▶ _Assigned task_
Among the entries that follow, count the lines that contain the word "value" and say how many there are, writing nothing else.

───── Data supplied

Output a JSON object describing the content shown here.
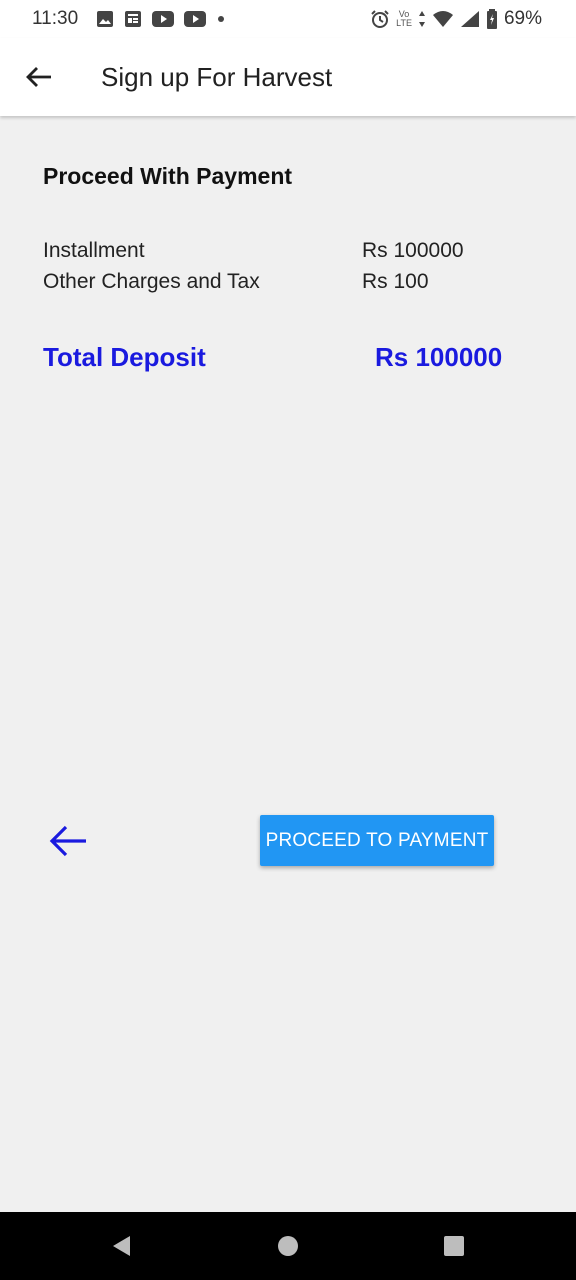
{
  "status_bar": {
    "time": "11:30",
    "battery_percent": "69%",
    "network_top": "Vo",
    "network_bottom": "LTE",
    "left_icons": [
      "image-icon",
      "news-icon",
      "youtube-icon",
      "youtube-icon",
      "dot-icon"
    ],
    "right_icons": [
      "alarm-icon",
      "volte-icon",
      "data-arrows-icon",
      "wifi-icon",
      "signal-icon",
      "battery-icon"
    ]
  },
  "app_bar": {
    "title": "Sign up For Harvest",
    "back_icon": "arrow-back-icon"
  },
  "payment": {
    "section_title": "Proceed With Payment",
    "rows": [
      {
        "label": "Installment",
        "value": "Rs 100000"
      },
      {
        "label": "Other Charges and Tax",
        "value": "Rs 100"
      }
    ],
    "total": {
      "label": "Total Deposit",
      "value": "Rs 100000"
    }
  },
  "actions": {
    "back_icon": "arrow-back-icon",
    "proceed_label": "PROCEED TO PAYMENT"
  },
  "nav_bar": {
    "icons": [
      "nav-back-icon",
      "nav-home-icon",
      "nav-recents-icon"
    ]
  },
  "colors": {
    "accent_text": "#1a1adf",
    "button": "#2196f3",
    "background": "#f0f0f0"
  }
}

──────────

▶ _Exercise solution_
3